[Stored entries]
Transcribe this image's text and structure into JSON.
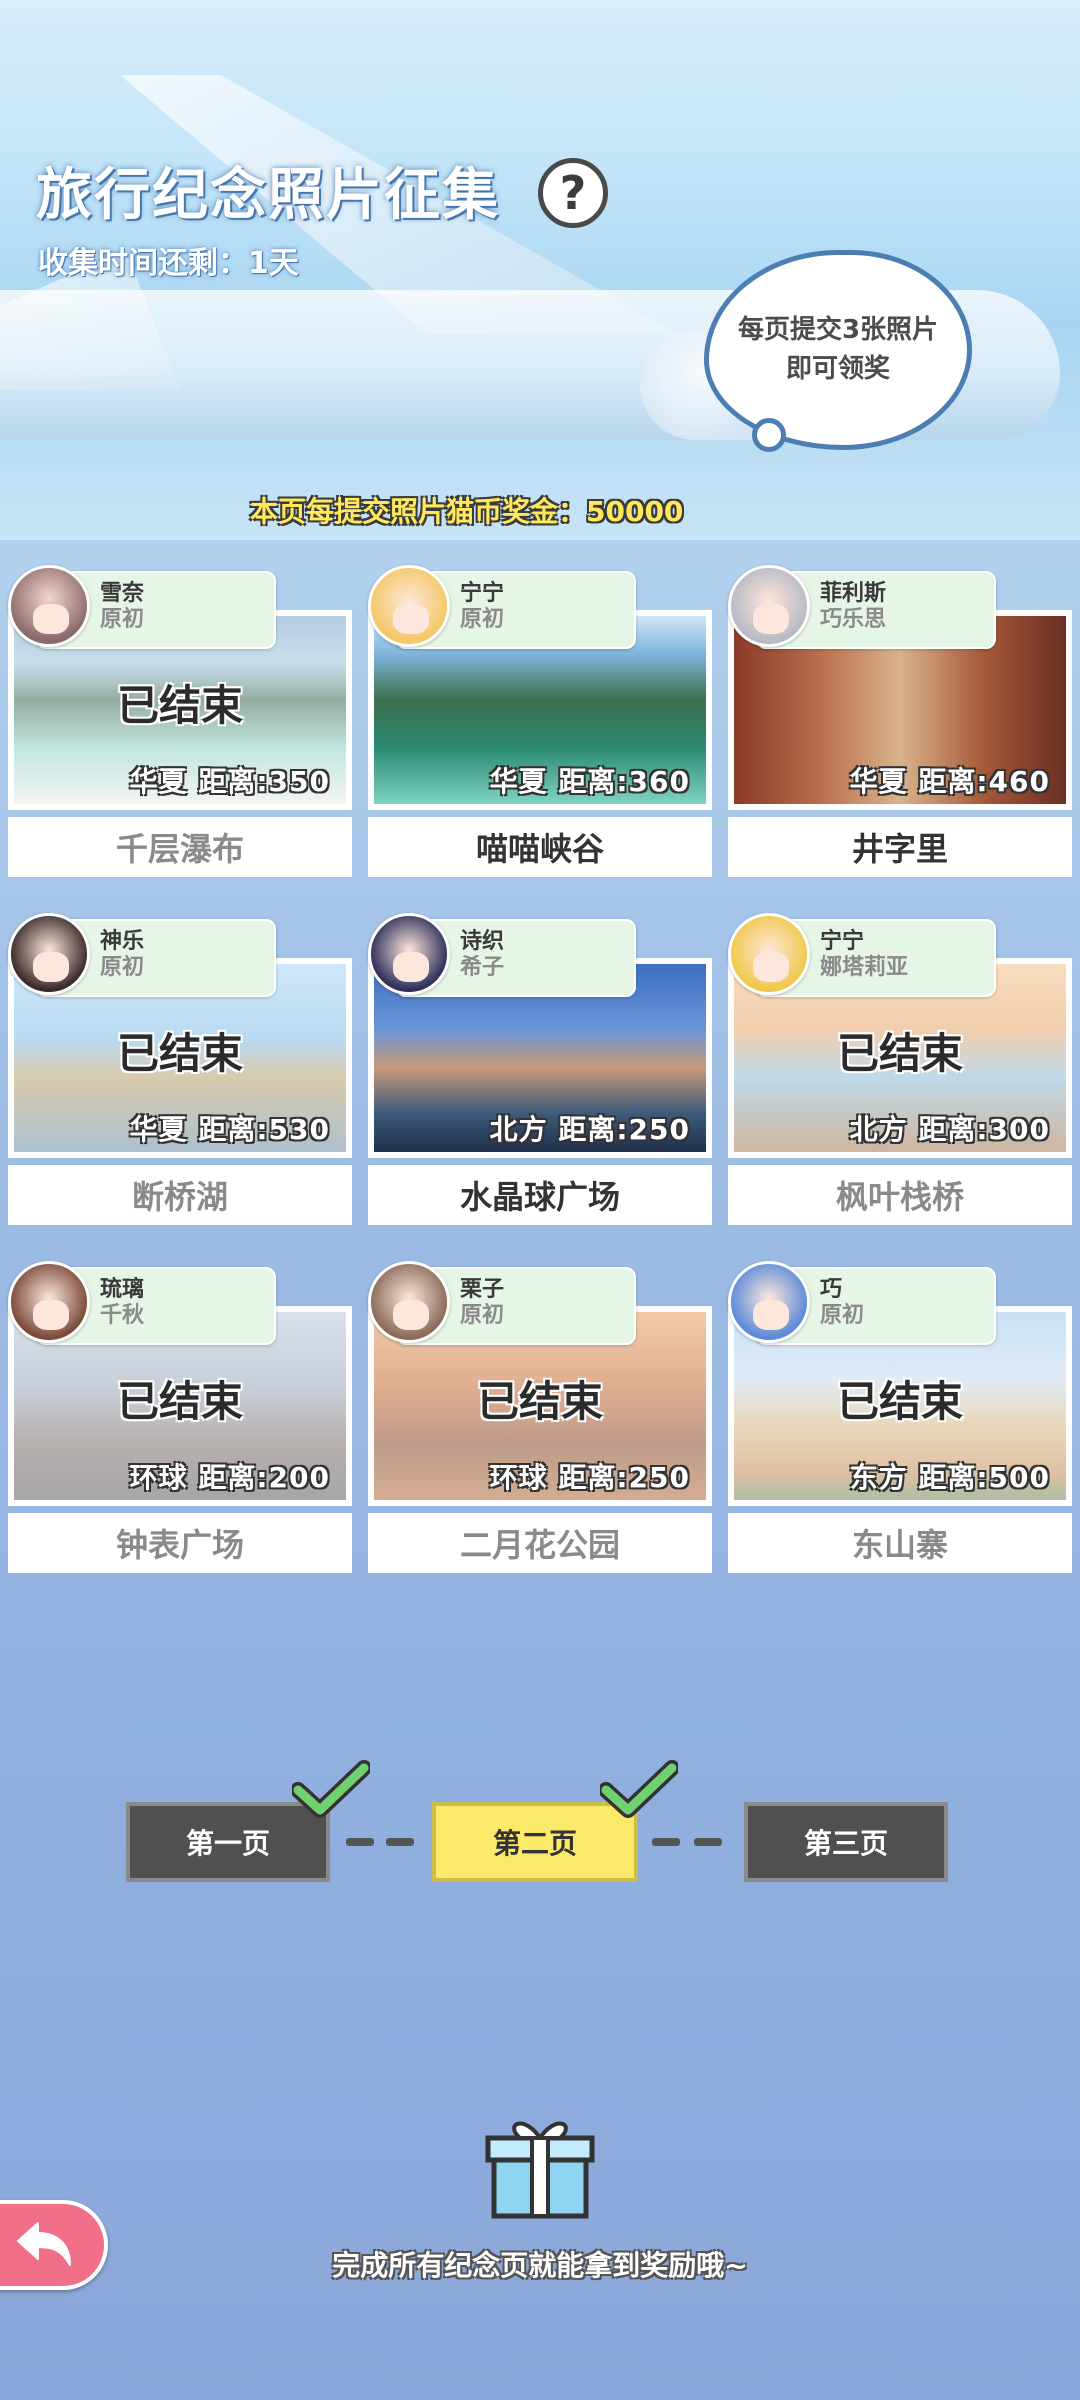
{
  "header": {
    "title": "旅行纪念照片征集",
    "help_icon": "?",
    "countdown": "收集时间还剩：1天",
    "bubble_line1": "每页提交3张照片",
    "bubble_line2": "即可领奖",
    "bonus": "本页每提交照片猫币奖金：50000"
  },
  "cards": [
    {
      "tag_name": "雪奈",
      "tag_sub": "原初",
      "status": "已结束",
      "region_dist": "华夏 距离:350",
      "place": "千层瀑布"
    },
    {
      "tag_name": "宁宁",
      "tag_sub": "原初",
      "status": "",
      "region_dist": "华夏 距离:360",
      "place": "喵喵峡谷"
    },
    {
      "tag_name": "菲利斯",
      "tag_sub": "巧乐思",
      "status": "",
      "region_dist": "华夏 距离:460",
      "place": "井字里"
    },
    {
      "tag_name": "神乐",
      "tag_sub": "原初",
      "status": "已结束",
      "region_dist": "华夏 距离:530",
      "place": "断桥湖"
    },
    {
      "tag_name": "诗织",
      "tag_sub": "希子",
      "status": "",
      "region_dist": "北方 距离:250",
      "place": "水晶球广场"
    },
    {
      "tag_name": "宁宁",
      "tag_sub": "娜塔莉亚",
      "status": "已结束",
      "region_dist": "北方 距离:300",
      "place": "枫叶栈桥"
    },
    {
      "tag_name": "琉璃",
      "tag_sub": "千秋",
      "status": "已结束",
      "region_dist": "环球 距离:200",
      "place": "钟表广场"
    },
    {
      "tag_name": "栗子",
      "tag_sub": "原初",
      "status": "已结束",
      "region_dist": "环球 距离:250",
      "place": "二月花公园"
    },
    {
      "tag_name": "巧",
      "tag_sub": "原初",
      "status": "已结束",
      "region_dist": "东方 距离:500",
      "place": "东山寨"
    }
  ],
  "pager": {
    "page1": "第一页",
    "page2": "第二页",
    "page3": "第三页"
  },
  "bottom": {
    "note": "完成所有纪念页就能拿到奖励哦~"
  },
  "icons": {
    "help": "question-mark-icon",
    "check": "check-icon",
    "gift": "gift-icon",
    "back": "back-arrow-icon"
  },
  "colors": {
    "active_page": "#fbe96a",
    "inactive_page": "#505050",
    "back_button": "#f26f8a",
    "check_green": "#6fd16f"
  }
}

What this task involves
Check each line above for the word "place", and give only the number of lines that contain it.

Answer for the task
9